Your assignment: For each line below, check for "avatar"; give only the total of lines where it occurs.

The records:
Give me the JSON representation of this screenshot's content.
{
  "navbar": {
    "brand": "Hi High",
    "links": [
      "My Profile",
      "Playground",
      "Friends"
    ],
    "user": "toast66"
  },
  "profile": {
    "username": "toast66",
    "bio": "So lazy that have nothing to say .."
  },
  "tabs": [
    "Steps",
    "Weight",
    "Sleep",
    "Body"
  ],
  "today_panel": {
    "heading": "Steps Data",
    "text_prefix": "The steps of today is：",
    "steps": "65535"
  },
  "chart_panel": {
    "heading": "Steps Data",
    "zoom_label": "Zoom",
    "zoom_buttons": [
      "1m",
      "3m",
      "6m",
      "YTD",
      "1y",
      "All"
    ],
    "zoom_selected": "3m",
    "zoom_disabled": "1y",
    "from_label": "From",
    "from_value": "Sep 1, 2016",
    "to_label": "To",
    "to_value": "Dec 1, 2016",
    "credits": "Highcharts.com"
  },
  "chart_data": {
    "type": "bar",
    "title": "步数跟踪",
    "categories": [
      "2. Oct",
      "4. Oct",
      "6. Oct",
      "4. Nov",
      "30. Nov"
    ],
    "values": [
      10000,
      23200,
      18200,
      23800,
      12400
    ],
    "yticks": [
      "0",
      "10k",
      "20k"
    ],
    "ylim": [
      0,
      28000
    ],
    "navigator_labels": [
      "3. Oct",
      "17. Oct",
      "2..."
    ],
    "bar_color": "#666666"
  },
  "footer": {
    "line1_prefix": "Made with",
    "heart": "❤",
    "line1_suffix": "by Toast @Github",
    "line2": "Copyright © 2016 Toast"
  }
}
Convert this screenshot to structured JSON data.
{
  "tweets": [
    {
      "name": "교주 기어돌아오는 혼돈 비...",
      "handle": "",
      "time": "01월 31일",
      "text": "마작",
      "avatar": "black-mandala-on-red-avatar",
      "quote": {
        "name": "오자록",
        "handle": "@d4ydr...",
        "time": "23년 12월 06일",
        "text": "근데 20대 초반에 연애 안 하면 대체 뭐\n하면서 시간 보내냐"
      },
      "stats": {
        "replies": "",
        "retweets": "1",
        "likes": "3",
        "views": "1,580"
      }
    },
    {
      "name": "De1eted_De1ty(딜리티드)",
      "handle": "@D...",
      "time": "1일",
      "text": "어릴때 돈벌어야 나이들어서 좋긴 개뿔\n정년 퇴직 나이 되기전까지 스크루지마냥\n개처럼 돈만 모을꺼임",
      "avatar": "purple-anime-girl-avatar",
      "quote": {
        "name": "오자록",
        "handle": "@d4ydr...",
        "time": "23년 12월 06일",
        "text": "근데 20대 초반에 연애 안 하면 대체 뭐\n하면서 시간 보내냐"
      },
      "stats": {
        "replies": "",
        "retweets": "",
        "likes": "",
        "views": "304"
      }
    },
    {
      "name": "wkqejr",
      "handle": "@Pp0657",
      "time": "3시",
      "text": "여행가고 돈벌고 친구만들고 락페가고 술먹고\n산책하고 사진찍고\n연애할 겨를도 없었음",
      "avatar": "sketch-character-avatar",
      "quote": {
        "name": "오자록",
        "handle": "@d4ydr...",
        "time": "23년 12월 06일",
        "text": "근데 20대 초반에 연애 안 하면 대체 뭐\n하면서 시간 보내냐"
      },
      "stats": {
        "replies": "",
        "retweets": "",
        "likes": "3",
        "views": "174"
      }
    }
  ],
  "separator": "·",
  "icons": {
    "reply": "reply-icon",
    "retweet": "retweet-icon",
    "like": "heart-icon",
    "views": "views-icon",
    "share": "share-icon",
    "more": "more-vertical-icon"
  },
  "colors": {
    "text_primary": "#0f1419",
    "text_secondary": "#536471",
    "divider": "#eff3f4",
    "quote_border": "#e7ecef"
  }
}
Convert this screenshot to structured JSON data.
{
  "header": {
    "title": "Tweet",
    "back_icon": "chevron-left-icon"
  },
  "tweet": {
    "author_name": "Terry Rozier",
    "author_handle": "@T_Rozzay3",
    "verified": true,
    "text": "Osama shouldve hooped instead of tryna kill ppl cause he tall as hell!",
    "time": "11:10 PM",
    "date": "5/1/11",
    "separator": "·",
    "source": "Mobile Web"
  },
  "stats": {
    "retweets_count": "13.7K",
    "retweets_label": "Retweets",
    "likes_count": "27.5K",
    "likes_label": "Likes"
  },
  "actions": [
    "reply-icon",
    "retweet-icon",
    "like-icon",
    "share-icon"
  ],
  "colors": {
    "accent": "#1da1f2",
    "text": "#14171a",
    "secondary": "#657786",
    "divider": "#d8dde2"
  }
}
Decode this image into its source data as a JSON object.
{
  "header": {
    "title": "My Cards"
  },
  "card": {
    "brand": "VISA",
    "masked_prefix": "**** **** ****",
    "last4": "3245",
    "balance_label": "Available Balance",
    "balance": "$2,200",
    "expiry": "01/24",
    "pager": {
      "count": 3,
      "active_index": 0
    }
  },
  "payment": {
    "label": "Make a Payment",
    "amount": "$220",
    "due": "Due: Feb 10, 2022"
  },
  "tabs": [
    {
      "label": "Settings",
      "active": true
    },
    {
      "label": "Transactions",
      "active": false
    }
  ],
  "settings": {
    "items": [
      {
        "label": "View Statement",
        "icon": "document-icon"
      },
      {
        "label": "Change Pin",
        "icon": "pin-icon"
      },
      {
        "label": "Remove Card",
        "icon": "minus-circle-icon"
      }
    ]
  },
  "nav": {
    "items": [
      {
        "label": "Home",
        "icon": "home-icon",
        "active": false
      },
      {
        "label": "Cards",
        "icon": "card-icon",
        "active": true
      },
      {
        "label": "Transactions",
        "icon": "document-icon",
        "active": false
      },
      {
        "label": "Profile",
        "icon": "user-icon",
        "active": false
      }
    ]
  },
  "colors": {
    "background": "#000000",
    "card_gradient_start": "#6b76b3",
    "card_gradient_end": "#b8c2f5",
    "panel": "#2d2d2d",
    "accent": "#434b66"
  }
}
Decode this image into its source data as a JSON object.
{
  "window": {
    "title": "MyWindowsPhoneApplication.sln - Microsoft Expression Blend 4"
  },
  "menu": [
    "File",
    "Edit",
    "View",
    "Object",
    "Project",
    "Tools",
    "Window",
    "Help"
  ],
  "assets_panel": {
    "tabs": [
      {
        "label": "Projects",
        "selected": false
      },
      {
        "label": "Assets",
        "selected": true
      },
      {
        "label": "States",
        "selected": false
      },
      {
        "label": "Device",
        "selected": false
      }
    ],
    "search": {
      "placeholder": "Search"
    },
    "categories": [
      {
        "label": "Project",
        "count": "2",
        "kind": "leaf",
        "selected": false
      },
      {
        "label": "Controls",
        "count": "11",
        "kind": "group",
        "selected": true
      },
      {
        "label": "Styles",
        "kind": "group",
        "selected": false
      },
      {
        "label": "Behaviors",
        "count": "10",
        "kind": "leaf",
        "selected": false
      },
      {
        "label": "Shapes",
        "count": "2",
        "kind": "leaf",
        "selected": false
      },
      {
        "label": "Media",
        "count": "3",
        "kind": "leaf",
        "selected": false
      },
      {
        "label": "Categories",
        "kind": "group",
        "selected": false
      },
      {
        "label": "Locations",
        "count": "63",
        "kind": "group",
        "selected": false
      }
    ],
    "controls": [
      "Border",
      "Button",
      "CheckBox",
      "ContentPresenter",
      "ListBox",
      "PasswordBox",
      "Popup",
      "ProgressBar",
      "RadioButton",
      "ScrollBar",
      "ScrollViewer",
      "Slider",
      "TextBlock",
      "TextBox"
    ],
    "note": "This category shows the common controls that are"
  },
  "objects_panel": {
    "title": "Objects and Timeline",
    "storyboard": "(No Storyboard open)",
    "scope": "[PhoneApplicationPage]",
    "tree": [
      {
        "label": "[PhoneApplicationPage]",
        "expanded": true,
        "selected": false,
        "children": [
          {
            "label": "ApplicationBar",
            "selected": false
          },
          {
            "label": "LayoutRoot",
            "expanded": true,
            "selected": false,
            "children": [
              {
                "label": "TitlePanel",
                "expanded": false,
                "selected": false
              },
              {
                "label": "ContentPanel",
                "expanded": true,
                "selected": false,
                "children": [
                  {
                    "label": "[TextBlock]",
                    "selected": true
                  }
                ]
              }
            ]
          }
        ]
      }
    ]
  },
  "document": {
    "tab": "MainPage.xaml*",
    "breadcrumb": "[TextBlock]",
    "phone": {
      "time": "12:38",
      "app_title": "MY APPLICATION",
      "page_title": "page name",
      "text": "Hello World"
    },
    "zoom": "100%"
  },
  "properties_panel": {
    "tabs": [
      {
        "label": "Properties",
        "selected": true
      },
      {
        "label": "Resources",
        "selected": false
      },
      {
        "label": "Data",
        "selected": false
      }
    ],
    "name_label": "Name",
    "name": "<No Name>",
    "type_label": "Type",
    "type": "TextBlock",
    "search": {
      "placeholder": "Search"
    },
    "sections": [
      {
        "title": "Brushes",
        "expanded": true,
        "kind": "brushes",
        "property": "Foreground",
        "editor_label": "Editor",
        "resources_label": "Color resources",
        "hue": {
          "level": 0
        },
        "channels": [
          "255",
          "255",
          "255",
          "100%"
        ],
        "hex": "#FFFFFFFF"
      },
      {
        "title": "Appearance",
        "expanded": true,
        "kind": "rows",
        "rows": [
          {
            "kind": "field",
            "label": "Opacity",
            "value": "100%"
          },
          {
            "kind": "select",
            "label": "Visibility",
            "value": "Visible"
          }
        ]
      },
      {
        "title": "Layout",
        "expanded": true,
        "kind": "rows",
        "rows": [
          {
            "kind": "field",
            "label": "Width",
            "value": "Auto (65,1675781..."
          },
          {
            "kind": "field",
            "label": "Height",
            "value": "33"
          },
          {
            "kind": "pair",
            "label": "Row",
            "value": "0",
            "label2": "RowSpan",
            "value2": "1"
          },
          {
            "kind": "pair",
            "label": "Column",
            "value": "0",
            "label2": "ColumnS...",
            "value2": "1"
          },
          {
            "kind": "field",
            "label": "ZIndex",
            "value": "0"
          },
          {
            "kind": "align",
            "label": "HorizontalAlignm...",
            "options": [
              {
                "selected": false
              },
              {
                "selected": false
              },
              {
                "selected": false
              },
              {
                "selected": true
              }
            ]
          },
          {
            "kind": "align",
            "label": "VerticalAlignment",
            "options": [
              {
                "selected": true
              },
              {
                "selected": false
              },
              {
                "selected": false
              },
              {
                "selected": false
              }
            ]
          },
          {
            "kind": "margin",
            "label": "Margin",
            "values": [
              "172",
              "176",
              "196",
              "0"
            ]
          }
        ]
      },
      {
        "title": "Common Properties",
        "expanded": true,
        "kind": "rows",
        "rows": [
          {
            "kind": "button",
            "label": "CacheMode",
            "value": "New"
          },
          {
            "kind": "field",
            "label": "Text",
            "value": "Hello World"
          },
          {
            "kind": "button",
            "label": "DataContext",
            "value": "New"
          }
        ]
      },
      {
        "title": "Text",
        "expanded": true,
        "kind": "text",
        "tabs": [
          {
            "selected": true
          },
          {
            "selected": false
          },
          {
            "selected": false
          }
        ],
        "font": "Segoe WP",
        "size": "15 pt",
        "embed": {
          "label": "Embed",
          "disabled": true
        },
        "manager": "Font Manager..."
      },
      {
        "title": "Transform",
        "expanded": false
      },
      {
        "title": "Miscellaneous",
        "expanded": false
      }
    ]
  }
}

Output for this task: 3